But what about Marcum? He has thrown fewer than 400 major league innings, and he's coming off Tommy John surgery, which is a mere speed bump for most pitchers. While he has less of a track record than Sheets, I think his upside is just as enticing. Upon being made a full-time starter, Marcum has blossomed, with a career WHIP in 64 starts of 1.24, and an ERA on the good side of 4.00. There doesn't seem to be much separating Marcum and Sheets statistically.
I realize I'm in the minority here, but if you offered me Sheets or Marcum in a trade, I would take Marcum. Judging by ESPN average live draft results, where Sheets is a 23rd-round pick and owned in 73.9 percent of leagues, while Marcum is owned in 12.4 percent of leagues, it appears a lot of people would rather have Sheets. But with Marcum, you get better quality at a lesser asking price.

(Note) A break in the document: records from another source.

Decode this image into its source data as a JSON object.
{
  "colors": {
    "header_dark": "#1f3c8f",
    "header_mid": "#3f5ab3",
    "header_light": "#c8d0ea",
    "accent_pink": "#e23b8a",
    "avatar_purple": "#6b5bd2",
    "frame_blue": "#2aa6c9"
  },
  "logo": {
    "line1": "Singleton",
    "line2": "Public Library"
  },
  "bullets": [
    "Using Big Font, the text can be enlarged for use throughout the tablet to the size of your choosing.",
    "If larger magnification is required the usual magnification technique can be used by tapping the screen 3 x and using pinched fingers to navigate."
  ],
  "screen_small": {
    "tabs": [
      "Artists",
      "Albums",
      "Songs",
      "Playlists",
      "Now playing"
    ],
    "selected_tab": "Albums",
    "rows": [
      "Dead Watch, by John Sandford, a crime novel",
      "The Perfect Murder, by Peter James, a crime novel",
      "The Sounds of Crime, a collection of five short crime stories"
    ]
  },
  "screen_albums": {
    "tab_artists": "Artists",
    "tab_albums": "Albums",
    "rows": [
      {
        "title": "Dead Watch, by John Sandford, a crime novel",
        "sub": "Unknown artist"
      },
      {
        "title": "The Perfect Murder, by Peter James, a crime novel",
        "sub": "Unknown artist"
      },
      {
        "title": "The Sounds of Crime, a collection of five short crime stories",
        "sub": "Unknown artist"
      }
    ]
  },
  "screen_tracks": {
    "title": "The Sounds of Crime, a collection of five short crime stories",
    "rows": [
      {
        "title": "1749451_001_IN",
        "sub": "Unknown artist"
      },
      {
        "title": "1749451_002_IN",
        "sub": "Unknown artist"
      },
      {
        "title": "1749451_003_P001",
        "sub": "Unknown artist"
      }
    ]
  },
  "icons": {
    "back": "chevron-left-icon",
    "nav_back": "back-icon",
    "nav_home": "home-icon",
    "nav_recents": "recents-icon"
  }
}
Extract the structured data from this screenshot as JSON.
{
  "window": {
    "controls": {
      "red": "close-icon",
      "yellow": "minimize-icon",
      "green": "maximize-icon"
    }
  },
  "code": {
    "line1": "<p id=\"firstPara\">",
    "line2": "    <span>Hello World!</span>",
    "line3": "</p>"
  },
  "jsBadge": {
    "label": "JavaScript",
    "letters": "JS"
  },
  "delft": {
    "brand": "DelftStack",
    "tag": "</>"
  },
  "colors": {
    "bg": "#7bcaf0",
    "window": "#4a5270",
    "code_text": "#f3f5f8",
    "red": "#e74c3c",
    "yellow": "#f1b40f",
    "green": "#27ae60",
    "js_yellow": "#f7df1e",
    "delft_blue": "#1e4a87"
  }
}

Hey, I hope things work out for Sheets, that he pitches well this season and the Athletics move him to a contender in July. But I have higher hopes for Marcum, and I believe that after his outing today, others will as well.
Eric Karabell discusses three AL Opening Day pitchers who missed all of 2009, settling on the one he likes best.